Monday, 2 June 2008

HFEA meets only “joke standard” in comments on Catholic Church teaching on human life and its decisions on human-animal hybrids

Lisa Jardine, the new head of the Human Fertilisation and Embryology Authority, recently made some very ill-informed comments on Catholic Church teaching on when human life begins. It augurs badly for the future quality of the HFEA’s decision-making on the fate of human embryos when its principal officer is so poor in doing her homework on a matter so easily researched.

The problem almost certainly does not lie with the intelligence of Lisa Jardine – which is well-evidenced. The problem lies with the very low standard of decision-making expected of the HFEA by the legislators who established it under the 1990 Human Fertilisation and Embryology Act.

Under her predecessor, the HFEA published its decisions on two license applications regarding human-animal hybrids and the minutes of those decisions can be found here. (The press release is wrongly dated 2007. It was published on 17th January 2008.)

James L Sherley, MD, PhD, a leading stem cell biologist, has commented that the HFEA meets only a joke standard for granting human-animal embryo licences. Dr Sherley is a senior scientist in Programs in Cancer and Regenerative Biology at Boston Biomedical Research Institute, Watertown, Massachusetts, USA. He visited London recently as a guest of the Catholic bishops' conference of England and Wales and participated in a two-hour debate titled Science, Ethics, and Faith: A Conversation About the HFE Bill sponsored by the Wellcome Trust on Friday May 16.

Dr Sherley writes: "The standard upon which the HFEA can license human embryo research is quite disingenuous. The HFEA proceedings for these license applications paraphrase the statute that gives the HFEA its licensing authority: as requiring only that the research 'appear to be either necessary or desirable' for the purposes: 2.2.a to increase knowledge about the development of embryos 2.2.b to increase knowledge about serious disease 2.2.c to enable any such knowledge to be applied in developing treatments for serious disease

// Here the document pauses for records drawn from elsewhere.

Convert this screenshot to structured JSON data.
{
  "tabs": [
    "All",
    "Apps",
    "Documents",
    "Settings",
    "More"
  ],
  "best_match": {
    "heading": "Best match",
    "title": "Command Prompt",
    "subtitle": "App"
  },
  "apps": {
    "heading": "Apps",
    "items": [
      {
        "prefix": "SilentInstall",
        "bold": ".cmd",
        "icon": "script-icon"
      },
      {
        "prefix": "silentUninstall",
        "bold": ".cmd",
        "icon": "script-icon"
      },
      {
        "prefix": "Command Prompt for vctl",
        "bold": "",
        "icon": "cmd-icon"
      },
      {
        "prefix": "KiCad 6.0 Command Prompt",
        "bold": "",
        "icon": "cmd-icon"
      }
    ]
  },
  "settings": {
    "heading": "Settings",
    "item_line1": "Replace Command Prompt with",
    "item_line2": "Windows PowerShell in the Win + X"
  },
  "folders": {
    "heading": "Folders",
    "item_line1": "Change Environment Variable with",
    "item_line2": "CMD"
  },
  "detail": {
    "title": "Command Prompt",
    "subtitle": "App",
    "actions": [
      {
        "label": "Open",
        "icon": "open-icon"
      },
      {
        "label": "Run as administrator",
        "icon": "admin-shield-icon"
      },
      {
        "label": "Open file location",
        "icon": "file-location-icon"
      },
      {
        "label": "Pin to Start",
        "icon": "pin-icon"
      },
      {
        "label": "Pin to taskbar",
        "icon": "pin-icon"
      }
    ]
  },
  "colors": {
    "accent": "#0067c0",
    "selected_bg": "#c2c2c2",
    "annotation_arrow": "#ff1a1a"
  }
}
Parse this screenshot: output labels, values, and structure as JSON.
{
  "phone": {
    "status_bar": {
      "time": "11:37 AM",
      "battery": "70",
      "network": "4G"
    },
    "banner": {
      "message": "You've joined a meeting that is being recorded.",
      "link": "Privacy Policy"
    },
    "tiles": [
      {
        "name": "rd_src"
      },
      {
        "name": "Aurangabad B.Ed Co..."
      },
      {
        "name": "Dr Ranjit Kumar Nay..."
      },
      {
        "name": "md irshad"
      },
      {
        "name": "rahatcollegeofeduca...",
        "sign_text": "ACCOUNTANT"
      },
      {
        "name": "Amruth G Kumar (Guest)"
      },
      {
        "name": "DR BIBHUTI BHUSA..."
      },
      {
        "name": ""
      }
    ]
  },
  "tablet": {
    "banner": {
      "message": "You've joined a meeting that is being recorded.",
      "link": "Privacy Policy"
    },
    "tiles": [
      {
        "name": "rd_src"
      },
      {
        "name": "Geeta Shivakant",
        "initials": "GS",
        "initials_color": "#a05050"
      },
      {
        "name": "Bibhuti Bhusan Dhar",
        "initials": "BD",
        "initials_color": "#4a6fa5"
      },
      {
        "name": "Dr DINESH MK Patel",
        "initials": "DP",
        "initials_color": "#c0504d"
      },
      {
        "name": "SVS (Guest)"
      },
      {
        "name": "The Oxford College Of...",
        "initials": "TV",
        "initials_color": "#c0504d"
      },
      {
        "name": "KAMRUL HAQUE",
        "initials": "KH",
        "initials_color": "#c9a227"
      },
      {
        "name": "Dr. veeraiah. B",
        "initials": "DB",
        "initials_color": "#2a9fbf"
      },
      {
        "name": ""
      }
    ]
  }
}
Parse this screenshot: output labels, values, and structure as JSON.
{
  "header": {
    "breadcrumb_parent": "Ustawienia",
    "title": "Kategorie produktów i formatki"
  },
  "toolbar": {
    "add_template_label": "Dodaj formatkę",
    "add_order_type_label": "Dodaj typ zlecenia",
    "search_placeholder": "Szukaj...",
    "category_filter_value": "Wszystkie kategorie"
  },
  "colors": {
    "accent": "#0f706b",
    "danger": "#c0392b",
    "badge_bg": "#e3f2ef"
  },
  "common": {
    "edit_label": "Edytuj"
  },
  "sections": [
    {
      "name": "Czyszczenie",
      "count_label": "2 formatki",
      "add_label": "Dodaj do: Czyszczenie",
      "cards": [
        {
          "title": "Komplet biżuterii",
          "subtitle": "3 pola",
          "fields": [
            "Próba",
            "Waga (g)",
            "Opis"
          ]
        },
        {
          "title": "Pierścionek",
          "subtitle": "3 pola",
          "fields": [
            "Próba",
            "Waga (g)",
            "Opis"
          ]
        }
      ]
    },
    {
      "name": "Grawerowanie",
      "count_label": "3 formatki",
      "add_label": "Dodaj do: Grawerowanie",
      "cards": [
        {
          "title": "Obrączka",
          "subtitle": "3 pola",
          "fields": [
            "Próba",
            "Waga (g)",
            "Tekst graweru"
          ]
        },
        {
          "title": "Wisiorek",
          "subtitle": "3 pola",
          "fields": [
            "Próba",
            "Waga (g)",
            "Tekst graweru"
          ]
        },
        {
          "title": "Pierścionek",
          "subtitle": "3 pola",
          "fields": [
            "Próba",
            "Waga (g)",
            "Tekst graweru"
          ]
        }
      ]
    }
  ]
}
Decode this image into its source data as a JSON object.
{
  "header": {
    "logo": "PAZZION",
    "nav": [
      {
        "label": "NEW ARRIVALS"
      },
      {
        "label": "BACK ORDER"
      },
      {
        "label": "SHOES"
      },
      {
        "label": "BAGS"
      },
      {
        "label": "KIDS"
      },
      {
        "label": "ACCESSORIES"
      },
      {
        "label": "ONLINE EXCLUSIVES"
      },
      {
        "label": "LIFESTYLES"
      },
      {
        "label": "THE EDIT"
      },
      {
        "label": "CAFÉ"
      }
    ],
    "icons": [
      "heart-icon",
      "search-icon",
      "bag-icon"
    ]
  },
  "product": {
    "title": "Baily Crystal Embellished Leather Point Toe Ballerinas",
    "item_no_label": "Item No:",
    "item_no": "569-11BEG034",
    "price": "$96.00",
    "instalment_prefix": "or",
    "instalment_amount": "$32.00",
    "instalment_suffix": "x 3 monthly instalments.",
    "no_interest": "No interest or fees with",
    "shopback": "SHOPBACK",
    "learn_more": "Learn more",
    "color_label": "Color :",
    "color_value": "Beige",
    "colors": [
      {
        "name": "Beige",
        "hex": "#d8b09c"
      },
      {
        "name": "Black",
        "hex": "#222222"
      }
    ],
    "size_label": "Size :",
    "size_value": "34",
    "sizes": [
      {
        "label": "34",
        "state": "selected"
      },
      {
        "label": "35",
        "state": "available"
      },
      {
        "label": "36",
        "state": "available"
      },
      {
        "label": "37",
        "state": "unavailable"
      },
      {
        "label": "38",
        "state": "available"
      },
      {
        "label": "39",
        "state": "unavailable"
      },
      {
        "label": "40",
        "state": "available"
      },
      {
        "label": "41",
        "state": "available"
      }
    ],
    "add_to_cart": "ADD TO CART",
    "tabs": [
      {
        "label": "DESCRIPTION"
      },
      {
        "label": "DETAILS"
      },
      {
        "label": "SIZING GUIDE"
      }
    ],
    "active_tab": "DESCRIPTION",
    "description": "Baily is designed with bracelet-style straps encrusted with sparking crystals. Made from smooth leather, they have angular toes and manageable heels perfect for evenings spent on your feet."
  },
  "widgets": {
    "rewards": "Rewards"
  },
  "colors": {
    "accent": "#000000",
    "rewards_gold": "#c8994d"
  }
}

"'Necessary' can be satisfactorily defined for the purpose of critical and objective evaluation. On the other hand, defining 'desirable' is preposterous. This standard is certainly too subjective for credible application. Yet, it is given equal weight to the 'necessary' standard, because currently meeting either is a sufficient basis for the HFEA to award a license. Certainly, at its very core, this HFEA licensing standard is a mean joke against UK citizens who respect innocent human lives and seek to protect them.

"The 'desirable' standard should be rescinded, because it lacks exactness and is easily abused. Thereafter, the 'necessary' standard requires a reckoning, too. If purposes 2.2.a-2.2.c cannot be accomplished without a given type of research, then that research can appropriately be deemed 'necessary'. Human-animal cloning research does not meet this standard. In a invalid attempt to justify their decision, the HFEA proceedings emphasized the idle promises of cloned human embryo research and completely excluded any assessment of the very real pitfalls of human-animal cloning experiments.

"Putting the human genetic material into animal eggs is certainly not necessary per se to increase knowledge about serious disease. Even suggesting that these experiments will somehow lead to improvements in making cloned human embryonic stem cells with human eggs is unsupportable on scientific grounds. Because of the biological aberrations and incompatibilities of inter-species mixing, human-animal embryo research will produce many misleading artifacts that have nothing to do with human development or human disease. For example, it is well known that when mature human cells are fused with mature rodent cells, the viable hybrid cells spit out most of the human chromosomes. Inter-species cloning experiments will add little or nothing to ongoing experimentation in uncontested animal-animal embryo cloning research (e.g., cloning of mouse embryonic stem cells), which has provided many insights into human development and human disease. In fact the current advances in induced pluripotent stem cells (iPS cells) are due to research with mouse embryonic stem cells, not human ones. The HFEA position on inter-species cloning also ignores countless examples of non-stem cell research and adult stem cell research that continue to increase knowledge about serious disease.

"So, it is truly a wonder that the petitioning knowledgeable scientists actually want to undertake this unsound research. What is really motivating them? Perhaps, the answer lies in the following statement found in the public transcript of the HFEA evaluation proceedings (November 28, 2007) for the license application of Dr. Stephen Minger of the Stem Cell Biology Laboratory, Wolfson Centre for Age-Related Diseases, Kings College London: '[Dr. Minger] acknowledges that further equipment and staff will be needed pending approval of the application and subsequent funding decisions.' So, here it is again, just in a different guise: Innocent human lives created and destroyed for the benefit of others, but this time for others who have few redeeming qualities, if indeed any at all."